TASK BRIEF:
Write out each entry word for word.

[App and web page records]
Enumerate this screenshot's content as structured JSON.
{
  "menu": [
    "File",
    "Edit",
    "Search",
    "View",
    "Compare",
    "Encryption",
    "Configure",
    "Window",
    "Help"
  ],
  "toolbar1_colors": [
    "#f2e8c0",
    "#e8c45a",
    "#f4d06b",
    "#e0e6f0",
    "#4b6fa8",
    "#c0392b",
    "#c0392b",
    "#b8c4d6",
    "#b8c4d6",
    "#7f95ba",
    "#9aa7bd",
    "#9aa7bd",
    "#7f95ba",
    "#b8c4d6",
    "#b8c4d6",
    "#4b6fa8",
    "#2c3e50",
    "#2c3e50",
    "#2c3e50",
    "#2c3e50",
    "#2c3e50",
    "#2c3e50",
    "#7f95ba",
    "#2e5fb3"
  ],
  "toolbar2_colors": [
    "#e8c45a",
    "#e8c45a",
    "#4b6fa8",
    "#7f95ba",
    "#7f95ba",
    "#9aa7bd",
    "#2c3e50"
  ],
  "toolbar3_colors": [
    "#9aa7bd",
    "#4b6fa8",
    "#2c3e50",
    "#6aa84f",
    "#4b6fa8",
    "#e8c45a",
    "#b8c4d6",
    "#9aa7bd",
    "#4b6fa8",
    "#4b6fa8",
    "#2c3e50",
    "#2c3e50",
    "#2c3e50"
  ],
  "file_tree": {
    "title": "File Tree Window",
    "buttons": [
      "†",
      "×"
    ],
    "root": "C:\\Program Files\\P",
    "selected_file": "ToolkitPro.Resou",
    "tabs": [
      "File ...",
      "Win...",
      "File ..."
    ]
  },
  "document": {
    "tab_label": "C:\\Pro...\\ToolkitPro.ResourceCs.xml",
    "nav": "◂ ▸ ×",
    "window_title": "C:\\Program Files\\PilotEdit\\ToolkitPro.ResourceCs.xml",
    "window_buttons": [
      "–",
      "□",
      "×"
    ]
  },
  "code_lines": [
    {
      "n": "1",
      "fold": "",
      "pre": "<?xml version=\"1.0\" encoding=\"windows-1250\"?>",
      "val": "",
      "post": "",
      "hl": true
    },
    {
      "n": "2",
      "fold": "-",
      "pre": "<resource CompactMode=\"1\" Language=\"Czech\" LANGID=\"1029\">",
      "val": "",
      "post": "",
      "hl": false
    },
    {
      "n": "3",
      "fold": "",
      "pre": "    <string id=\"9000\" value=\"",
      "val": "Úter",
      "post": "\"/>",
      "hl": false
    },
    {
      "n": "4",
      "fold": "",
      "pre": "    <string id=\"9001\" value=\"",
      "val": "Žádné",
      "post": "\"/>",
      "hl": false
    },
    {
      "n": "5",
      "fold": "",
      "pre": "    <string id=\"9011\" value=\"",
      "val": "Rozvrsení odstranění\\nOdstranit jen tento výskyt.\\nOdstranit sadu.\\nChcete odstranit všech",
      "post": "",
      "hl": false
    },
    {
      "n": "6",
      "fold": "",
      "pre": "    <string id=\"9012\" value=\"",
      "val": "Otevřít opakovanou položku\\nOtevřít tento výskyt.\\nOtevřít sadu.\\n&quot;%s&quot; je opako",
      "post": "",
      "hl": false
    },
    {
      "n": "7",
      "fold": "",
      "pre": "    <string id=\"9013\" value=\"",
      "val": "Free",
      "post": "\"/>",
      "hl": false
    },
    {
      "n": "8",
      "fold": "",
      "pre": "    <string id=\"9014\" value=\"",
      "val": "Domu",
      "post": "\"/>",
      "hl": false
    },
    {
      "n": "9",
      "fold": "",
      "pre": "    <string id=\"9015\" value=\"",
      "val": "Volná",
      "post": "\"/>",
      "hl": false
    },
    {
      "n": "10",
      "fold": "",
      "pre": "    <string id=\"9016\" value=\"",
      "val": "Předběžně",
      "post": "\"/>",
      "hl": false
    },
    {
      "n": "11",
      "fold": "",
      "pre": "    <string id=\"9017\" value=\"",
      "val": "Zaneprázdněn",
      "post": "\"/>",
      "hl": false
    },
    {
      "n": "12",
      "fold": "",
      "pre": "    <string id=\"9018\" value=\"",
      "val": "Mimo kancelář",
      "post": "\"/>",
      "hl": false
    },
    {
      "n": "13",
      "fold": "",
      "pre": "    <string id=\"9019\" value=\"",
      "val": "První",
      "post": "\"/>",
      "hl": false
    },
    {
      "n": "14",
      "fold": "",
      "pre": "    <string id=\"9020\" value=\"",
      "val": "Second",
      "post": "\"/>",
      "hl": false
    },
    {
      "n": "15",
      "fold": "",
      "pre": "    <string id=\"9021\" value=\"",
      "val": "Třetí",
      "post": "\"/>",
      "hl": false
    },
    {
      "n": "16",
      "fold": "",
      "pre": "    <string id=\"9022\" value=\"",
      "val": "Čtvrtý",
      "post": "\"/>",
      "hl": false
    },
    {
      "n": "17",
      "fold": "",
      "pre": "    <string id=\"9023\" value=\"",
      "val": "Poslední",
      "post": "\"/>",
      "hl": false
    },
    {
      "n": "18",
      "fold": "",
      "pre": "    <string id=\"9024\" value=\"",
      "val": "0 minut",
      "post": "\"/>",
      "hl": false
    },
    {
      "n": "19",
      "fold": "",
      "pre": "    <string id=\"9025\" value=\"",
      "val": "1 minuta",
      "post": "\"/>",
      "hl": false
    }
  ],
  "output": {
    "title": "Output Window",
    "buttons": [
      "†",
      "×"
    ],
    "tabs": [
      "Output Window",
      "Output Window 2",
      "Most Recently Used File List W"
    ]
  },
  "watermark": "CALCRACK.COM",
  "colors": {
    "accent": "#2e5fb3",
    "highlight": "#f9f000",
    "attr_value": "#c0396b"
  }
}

ANSWER FOR THIS EXERCISE:
Enumerate this screenshot's content as structured JSON.
{
  "menu": [
    "File",
    "Edit",
    "Search",
    "View",
    "Compare",
    "Encryption",
    "Configure",
    "Window",
    "Help"
  ],
  "toolbar1_colors": [
    "#f2e8c0",
    "#e8c45a",
    "#f4d06b",
    "#e0e6f0",
    "#4b6fa8",
    "#c0392b",
    "#c0392b",
    "#b8c4d6",
    "#b8c4d6",
    "#7f95ba",
    "#9aa7bd",
    "#9aa7bd",
    "#7f95ba",
    "#b8c4d6",
    "#b8c4d6",
    "#4b6fa8",
    "#2c3e50",
    "#2c3e50",
    "#2c3e50",
    "#2c3e50",
    "#2c3e50",
    "#2c3e50",
    "#7f95ba",
    "#2e5fb3"
  ],
  "toolbar2_colors": [
    "#e8c45a",
    "#e8c45a",
    "#4b6fa8",
    "#7f95ba",
    "#7f95ba",
    "#9aa7bd",
    "#2c3e50"
  ],
  "toolbar3_colors": [
    "#9aa7bd",
    "#4b6fa8",
    "#2c3e50",
    "#6aa84f",
    "#4b6fa8",
    "#e8c45a",
    "#b8c4d6",
    "#9aa7bd",
    "#4b6fa8",
    "#4b6fa8",
    "#2c3e50",
    "#2c3e50",
    "#2c3e50"
  ],
  "file_tree": {
    "title": "File Tree Window",
    "buttons": [
      "†",
      "×"
    ],
    "root": "C:\\Program Files\\P",
    "selected_file": "ToolkitPro.Resou",
    "tabs": [
      "File ...",
      "Win...",
      "File ..."
    ]
  },
  "document": {
    "tab_label": "C:\\Pro...\\ToolkitPro.ResourceCs.xml",
    "nav": "◂ ▸ ×",
    "window_title": "C:\\Program Files\\PilotEdit\\ToolkitPro.ResourceCs.xml",
    "window_buttons": [
      "–",
      "□",
      "×"
    ]
  },
  "code_lines": [
    {
      "n": "1",
      "fold": "",
      "pre": "<?xml version=\"1.0\" encoding=\"windows-1250\"?>",
      "val": "",
      "post": "",
      "hl": true
    },
    {
      "n": "2",
      "fold": "-",
      "pre": "<resource CompactMode=\"1\" Language=\"Czech\" LANGID=\"1029\">",
      "val": "",
      "post": "",
      "hl": false
    },
    {
      "n": "3",
      "fold": "",
      "pre": "    <string id=\"9000\" value=\"",
      "val": "Úter",
      "post": "\"/>",
      "hl": false
    },
    {
      "n": "4",
      "fold": "",
      "pre": "    <string id=\"9001\" value=\"",
      "val": "Žádné",
      "post": "\"/>",
      "hl": false
    },
    {
      "n": "5",
      "fold": "",
      "pre": "    <string id=\"9011\" value=\"",
      "val": "Rozvrsení odstranění\\nOdstranit jen tento výskyt.\\nOdstranit sadu.\\nChcete odstranit všech",
      "post": "",
      "hl": false
    },
    {
      "n": "6",
      "fold": "",
      "pre": "    <string id=\"9012\" value=\"",
      "val": "Otevřít opakovanou položku\\nOtevřít tento výskyt.\\nOtevřít sadu.\\n&quot;%s&quot; je opako",
      "post": "",
      "hl": false
    },
    {
      "n": "7",
      "fold": "",
      "pre": "    <string id=\"9013\" value=\"",
      "val": "Free",
      "post": "\"/>",
      "hl": false
    },
    {
      "n": "8",
      "fold": "",
      "pre": "    <string id=\"9014\" value=\"",
      "val": "Domu",
      "post": "\"/>",
      "hl": false
    },
    {
      "n": "9",
      "fold": "",
      "pre": "    <string id=\"9015\" value=\"",
      "val": "Volná",
      "post": "\"/>",
      "hl": false
    },
    {
      "n": "10",
      "fold": "",
      "pre": "    <string id=\"9016\" value=\"",
      "val": "Předběžně",
      "post": "\"/>",
      "hl": false
    },
    {
      "n": "11",
      "fold": "",
      "pre": "    <string id=\"9017\" value=\"",
      "val": "Zaneprázdněn",
      "post": "\"/>",
      "hl": false
    },
    {
      "n": "12",
      "fold": "",
      "pre": "    <string id=\"9018\" value=\"",
      "val": "Mimo kancelář",
      "post": "\"/>",
      "hl": false
    },
    {
      "n": "13",
      "fold": "",
      "pre": "    <string id=\"9019\" value=\"",
      "val": "První",
      "post": "\"/>",
      "hl": false
    },
    {
      "n": "14",
      "fold": "",
      "pre": "    <string id=\"9020\" value=\"",
      "val": "Second",
      "post": "\"/>",
      "hl": false
    },
    {
      "n": "15",
      "fold": "",
      "pre": "    <string id=\"9021\" value=\"",
      "val": "Třetí",
      "post": "\"/>",
      "hl": false
    },
    {
      "n": "16",
      "fold": "",
      "pre": "    <string id=\"9022\" value=\"",
      "val": "Čtvrtý",
      "post": "\"/>",
      "hl": false
    },
    {
      "n": "17",
      "fold": "",
      "pre": "    <string id=\"9023\" value=\"",
      "val": "Poslední",
      "post": "\"/>",
      "hl": false
    },
    {
      "n": "18",
      "fold": "",
      "pre": "    <string id=\"9024\" value=\"",
      "val": "0 minut",
      "post": "\"/>",
      "hl": false
    },
    {
      "n": "19",
      "fold": "",
      "pre": "    <string id=\"9025\" value=\"",
      "val": "1 minuta",
      "post": "\"/>",
      "hl": false
    }
  ],
  "output": {
    "title": "Output Window",
    "buttons": [
      "†",
      "×"
    ],
    "tabs": [
      "Output Window",
      "Output Window 2",
      "Most Recently Used File List W"
    ]
  },
  "watermark": "CALCRACK.COM",
  "colors": {
    "accent": "#2e5fb3",
    "highlight": "#f9f000",
    "attr_value": "#c0396b"
  }
}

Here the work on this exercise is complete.